When Riling and his men and the homesteaders that he’s fooled into helping him attack Lufton’s herd they manage to scatter it thoroughly which should be enough to guarantee that Riling’s plan will succeed. But one of the homesteaders, Kris Bardon (played by Walter Brennan) loses his son in the stampede and Garry decides the whole plan is too dirty for him to go on with. He quits Riling’s crew and manages to save Lufton’s life when two of Riling’s men were preparing to gun him down.
To further confuse the situation Lufton has two daughters. Carol Lufton is in love with Riling and has been providing him with information about her father’s plans and actions. Amy Lufton starts out hating Garry but over the course of the movie as she sees his actions are well-intentioned, she changes her mind and comes to trust him.
When Garry quits the crew Riling goes looking for him and they have a huge brawl in a cantina. Garry finally knocks Riling out. When one of Riling’s henchmen gets ready to execute a defenseless Garry, Kris Bardon shoots the gun hand. Now Garry goes to Lufton and reveals the whole plan about Riling conspiring with Pindalest to steal the herd. They come up with a plan to defeat it.
Garry goes to Pindalest as if he’s still working with Riling and tells him to suspend the government’s seizure order on Lufton’s herd and creates a ruse that has Pindalest go with him out into the mountains to give Lufton enough time to gather the herd and bring it off the reservation. The ruse succeeds up to a point but then an Indian whose friends with Riling tips him off that Pindalist is being stalled by Garry.

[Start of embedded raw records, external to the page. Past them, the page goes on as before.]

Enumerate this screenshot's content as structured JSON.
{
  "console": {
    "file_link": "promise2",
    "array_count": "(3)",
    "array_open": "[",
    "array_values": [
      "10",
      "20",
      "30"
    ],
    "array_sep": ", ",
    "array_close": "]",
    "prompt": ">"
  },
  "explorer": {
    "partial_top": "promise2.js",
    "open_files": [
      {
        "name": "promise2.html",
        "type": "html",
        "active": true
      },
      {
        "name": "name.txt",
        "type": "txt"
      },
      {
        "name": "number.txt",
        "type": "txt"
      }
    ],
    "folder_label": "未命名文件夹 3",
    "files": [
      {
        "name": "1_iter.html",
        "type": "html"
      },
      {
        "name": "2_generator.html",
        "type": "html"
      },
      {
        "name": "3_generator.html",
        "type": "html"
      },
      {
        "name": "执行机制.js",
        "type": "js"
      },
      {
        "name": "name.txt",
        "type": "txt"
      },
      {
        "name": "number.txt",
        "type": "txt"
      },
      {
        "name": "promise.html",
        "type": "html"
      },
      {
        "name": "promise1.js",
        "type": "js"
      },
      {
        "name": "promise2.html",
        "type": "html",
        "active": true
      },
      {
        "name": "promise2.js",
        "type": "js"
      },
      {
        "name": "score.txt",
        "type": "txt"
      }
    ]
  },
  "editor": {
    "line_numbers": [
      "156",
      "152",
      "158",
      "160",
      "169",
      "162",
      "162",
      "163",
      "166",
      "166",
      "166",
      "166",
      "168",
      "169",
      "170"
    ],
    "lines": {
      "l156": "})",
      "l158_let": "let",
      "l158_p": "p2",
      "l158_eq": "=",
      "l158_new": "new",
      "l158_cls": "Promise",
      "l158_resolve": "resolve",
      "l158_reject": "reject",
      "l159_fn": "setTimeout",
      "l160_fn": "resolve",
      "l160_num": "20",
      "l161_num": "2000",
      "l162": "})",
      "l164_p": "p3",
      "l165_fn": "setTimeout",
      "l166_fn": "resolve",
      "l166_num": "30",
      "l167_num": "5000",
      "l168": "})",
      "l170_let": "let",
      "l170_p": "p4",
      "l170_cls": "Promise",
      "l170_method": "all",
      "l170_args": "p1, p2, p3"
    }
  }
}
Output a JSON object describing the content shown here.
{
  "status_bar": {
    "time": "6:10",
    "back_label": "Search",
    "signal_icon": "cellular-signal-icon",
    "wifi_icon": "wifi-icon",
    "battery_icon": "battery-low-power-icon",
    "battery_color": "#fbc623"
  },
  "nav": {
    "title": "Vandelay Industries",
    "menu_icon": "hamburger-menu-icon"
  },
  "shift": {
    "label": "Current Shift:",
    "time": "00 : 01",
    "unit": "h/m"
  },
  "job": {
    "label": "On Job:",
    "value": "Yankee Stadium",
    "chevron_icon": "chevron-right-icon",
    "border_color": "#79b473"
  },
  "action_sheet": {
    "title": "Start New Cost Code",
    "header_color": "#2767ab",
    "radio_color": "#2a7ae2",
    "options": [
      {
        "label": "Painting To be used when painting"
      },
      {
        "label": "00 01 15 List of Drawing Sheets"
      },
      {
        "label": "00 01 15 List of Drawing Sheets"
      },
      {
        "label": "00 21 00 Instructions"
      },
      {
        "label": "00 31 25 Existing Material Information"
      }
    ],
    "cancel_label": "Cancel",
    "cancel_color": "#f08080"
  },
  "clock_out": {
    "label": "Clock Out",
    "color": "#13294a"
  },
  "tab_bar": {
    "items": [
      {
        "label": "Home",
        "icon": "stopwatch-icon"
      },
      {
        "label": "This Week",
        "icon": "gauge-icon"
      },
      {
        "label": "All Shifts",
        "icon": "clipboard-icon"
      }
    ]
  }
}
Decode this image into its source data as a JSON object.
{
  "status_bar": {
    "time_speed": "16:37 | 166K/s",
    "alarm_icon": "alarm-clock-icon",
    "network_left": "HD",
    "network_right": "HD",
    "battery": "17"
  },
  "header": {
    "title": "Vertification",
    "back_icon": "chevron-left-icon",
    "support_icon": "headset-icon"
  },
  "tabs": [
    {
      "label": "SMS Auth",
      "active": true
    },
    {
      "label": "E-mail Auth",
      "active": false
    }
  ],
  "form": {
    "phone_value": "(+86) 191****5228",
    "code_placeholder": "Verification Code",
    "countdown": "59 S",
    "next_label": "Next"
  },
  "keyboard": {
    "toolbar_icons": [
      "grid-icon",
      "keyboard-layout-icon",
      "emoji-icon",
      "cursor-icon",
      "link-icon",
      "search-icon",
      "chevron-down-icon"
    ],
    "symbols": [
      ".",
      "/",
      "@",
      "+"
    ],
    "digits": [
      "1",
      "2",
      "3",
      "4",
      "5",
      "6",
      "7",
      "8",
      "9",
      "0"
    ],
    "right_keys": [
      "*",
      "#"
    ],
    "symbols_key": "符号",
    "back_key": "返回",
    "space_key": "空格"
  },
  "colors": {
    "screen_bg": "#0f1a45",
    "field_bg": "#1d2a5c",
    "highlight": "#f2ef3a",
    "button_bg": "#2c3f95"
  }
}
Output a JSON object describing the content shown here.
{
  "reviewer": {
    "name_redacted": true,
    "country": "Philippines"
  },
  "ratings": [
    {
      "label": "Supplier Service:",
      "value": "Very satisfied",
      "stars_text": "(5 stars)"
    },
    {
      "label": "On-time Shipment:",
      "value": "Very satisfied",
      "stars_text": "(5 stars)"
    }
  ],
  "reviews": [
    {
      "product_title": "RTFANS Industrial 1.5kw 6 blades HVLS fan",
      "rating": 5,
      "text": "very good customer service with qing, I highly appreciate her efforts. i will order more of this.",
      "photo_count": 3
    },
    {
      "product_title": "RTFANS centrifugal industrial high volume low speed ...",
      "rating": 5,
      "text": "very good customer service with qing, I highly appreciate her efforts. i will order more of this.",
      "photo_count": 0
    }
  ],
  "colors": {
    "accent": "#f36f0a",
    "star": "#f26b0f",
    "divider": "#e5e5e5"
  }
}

Riling and his men come after Garry and in an altercation, Garry is stabbed and Pindalist is rescued.
A badly wounded Garry escapes to Kris Bardon’s cabin where Amy Lufton joins them to nurse Garry’s wound. Soon Riling, Pindalist and one other gunman show up and surround the cabin while Bardon and Amy hold them off with rifles. That night Garry, sensing that eventually the outlaws would manage to overcome the defense, tells Bardon and Amy to provide a diversion while he slips out the door and sneaks behind the gunmen and takes them on.
He manages to pistol whip Pindalist into unconsciousness and shoot the other gunman. And in the final confrontation he shoots it out with his former friend Riling. Garry is victorious and he reappears at the cabin. Later John Lufton and his men appear at the cabin. They take Pindalist into custody for delivery to the marshal. And as the drama ends Amy tells her father of her plans to marry Jim Garry.
Although this western was made during the heyday of that genre, this production differed substantially from the typical black hat, white hat conflict. Mitchum’s character is more reminiscent of the characters he usually portrayed in film noirs where he would be a small time criminal or a gun for hire. He straddles the line between good and evil pretty thoroughly until almost the end of the movie. And that’s what keeps the movie from devolving into a typical good guy, bad guy shootout. Mitchum and Preston manage to keep the battle between light and darkness alive and interesting throughout the movie. The rest of the cast isn’t afforded much opportunity to rise above the normal western tropes. The two actresses in love with Garry and Riling are given fairly stereotypical plot and dialog for those roles and the other parts fairly equally follow the conventions of the genre. But Mitchum and Preston provide the fireworks and it boosts the movie well above the average. Highly recommended for fans of westerns and fans of Robert Mitchum.